START DATA TO PROCESS

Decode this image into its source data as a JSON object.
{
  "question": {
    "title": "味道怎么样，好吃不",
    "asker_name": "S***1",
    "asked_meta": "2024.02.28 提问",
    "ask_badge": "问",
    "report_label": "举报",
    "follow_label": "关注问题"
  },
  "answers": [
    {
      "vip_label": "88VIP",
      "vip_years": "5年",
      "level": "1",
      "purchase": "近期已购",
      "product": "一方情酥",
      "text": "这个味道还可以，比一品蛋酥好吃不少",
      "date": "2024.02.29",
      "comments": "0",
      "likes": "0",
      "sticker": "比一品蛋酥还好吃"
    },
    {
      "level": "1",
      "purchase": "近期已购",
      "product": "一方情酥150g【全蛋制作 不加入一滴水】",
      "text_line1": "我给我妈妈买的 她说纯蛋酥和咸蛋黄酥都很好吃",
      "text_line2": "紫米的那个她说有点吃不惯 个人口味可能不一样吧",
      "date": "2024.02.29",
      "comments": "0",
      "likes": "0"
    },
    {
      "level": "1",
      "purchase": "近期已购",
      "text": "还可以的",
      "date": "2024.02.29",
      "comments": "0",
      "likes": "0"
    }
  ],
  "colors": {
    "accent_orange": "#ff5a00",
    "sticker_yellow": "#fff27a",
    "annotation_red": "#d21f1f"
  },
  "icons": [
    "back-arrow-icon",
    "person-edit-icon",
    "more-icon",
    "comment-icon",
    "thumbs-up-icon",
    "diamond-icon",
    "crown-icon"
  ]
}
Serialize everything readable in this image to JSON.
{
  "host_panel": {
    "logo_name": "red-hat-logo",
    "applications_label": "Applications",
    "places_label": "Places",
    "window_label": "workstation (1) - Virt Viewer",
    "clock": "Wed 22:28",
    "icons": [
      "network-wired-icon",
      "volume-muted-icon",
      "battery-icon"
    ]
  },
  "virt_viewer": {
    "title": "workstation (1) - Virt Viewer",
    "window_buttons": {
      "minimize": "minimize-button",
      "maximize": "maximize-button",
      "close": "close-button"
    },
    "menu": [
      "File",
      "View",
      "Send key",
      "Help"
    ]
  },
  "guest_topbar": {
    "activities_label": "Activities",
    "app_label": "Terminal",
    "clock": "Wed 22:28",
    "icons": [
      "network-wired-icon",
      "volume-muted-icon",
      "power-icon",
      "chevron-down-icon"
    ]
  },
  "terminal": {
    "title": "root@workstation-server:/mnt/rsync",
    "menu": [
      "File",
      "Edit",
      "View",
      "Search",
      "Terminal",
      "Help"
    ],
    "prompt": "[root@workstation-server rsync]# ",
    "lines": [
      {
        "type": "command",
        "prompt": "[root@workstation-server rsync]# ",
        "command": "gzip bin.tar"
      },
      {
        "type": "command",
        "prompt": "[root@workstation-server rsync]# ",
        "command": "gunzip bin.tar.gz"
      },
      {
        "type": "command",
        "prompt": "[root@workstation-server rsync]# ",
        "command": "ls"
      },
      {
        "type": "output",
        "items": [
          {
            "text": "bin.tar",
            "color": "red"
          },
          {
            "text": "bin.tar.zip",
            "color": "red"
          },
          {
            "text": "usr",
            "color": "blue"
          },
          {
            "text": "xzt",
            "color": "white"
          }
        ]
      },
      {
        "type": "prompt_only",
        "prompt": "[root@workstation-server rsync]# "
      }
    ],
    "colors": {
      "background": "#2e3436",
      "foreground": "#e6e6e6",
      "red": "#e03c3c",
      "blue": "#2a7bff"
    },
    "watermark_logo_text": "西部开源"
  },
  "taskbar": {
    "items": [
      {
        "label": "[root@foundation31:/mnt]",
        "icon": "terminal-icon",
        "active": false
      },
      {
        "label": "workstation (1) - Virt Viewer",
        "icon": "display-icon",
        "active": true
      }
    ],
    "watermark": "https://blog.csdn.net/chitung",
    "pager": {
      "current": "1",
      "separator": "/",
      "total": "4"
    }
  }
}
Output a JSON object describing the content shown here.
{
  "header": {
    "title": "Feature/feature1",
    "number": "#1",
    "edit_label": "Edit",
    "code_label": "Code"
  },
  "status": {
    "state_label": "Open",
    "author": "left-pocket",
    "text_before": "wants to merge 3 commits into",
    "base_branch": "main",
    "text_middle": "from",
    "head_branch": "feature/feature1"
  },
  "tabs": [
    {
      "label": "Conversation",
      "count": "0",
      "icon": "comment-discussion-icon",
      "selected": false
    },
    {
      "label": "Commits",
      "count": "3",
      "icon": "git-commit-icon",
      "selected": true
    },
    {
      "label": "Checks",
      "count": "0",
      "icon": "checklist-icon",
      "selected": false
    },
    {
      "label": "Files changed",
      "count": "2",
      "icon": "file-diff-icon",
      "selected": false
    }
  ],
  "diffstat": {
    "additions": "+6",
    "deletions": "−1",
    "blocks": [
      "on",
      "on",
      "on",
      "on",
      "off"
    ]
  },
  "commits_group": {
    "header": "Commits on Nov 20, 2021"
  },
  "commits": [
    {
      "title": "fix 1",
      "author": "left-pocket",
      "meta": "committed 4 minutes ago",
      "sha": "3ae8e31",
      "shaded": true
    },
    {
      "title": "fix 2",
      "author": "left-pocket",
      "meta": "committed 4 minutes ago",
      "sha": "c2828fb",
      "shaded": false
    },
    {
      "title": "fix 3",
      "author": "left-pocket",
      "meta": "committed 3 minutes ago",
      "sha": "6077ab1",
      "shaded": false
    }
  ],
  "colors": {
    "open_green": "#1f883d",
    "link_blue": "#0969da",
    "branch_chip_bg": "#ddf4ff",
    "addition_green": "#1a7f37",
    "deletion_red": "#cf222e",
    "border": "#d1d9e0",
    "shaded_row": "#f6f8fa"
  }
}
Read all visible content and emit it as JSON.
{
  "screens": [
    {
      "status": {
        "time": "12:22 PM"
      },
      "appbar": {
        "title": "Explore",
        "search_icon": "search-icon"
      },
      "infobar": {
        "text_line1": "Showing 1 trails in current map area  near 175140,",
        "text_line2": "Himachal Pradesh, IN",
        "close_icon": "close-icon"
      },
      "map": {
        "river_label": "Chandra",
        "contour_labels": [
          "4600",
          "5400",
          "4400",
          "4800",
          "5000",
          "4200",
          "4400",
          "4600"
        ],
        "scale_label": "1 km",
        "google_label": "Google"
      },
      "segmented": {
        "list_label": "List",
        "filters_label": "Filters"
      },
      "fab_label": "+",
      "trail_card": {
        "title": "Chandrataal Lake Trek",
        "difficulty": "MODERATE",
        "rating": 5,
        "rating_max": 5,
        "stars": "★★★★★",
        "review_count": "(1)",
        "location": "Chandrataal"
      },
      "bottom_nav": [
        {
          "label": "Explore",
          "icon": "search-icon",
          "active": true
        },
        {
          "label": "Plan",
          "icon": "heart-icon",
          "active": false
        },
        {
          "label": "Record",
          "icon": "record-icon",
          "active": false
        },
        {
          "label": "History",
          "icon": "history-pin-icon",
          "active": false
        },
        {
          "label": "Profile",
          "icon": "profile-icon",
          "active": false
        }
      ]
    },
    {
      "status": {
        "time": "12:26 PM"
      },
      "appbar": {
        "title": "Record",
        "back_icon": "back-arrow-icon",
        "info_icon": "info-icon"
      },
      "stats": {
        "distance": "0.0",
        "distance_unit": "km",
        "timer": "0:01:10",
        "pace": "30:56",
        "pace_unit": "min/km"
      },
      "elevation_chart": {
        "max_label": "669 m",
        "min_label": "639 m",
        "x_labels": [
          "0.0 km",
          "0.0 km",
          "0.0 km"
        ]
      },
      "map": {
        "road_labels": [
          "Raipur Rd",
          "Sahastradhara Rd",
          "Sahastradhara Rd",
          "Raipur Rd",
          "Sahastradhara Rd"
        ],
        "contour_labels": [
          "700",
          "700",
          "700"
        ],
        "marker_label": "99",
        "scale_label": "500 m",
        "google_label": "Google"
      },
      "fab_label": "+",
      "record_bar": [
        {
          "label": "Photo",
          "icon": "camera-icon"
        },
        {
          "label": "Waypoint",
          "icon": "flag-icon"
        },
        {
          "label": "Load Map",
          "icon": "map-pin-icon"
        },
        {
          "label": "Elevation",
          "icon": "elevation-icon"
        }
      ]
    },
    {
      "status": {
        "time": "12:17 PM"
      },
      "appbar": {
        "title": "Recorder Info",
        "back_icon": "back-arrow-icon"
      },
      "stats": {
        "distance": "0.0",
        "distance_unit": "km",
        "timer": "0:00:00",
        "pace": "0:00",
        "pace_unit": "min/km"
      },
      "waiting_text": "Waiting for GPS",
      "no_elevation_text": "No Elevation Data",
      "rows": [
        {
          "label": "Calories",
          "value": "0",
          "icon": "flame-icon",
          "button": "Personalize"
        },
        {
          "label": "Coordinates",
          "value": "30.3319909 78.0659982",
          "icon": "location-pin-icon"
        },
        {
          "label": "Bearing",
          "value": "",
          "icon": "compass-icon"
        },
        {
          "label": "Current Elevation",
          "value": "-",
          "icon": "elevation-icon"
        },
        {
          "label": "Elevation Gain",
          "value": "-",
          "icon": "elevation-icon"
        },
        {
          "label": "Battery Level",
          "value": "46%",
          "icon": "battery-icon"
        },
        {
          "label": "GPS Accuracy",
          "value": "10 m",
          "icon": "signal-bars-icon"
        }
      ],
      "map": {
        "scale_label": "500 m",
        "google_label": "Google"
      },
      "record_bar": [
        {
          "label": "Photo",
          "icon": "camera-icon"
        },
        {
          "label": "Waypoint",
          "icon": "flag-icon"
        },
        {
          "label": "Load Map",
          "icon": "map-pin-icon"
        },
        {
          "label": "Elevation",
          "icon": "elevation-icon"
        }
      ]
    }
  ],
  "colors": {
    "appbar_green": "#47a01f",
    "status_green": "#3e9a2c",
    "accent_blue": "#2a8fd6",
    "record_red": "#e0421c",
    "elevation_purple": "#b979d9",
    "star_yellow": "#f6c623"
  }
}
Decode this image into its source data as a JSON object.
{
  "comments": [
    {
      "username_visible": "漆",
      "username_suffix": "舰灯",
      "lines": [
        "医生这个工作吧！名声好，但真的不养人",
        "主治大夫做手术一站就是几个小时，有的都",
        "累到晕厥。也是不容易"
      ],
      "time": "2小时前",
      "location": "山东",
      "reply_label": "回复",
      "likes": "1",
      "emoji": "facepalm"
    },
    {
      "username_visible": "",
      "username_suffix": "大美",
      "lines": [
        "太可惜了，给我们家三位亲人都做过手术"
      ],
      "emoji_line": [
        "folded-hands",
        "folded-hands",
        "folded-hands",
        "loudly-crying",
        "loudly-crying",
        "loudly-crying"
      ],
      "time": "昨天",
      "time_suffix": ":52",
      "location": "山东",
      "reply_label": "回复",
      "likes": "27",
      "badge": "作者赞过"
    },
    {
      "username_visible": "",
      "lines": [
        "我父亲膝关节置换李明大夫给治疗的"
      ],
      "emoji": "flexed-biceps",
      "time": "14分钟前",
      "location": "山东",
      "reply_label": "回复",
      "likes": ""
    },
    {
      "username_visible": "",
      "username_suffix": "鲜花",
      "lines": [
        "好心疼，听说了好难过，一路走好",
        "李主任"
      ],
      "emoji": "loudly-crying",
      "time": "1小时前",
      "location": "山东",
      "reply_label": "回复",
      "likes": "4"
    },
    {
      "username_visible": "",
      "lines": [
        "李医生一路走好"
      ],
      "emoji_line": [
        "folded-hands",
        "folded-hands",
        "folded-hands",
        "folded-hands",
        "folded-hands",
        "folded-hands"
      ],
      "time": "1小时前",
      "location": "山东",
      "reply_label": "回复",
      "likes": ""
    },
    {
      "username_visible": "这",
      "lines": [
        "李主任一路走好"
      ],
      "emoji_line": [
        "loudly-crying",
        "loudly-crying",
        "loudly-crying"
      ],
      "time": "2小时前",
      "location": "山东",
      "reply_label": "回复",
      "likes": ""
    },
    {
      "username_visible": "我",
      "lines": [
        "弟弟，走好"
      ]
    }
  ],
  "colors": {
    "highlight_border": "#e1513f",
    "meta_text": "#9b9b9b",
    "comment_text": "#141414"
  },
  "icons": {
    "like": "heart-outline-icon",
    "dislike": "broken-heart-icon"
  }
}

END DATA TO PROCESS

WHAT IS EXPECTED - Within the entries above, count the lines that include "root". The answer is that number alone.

ANSWER FOR THIS EXERCISE - 7